Given data START

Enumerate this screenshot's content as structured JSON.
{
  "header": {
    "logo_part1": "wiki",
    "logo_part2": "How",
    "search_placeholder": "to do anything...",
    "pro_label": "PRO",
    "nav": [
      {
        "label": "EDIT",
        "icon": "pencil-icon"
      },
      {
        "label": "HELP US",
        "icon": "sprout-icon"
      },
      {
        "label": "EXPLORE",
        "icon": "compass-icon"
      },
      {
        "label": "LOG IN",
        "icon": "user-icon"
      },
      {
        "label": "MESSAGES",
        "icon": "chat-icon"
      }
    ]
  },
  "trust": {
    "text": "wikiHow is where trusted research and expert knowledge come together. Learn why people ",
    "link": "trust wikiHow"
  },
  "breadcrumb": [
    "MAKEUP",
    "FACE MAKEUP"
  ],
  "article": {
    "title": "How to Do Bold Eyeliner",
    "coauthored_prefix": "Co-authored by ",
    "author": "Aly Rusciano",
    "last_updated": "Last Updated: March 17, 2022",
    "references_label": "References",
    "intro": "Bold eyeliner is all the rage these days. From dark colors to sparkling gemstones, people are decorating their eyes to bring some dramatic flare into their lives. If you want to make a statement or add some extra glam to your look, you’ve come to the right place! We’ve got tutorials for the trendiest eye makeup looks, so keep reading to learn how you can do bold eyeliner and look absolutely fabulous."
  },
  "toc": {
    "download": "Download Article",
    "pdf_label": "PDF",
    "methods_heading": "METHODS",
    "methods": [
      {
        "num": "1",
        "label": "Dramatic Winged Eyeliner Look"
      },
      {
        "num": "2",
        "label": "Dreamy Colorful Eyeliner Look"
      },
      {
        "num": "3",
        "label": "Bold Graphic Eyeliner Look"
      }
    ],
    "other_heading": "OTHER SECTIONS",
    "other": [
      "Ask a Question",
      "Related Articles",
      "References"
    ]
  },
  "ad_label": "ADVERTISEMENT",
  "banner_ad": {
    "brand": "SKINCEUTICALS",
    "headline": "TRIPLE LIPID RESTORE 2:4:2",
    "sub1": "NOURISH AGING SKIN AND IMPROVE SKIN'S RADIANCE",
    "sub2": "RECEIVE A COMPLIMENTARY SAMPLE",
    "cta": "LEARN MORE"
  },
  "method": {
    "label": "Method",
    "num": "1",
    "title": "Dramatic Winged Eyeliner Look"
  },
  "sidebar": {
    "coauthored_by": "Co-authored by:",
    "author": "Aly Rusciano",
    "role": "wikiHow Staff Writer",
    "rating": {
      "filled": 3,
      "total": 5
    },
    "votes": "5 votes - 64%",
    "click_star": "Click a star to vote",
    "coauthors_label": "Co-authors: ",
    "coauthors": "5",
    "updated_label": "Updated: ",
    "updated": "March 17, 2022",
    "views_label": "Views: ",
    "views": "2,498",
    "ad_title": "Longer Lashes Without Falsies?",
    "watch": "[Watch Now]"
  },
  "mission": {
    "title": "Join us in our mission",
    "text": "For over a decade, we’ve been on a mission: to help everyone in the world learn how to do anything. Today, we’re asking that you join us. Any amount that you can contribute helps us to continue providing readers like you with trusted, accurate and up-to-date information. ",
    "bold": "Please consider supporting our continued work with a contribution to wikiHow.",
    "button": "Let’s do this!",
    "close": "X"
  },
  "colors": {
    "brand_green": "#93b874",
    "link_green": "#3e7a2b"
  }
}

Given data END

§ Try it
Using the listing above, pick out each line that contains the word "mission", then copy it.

§ Expected answer
  "mission": {
    "title": "Join us in our mission",
    "text": "For over a decade, we’ve been on a mission: to help everyone in the world learn how to do anything. Today, we’re asking that you join us. Any amount that you can contribute helps us to continue providing readers like you with trusted, accurate and up-to-date information. ",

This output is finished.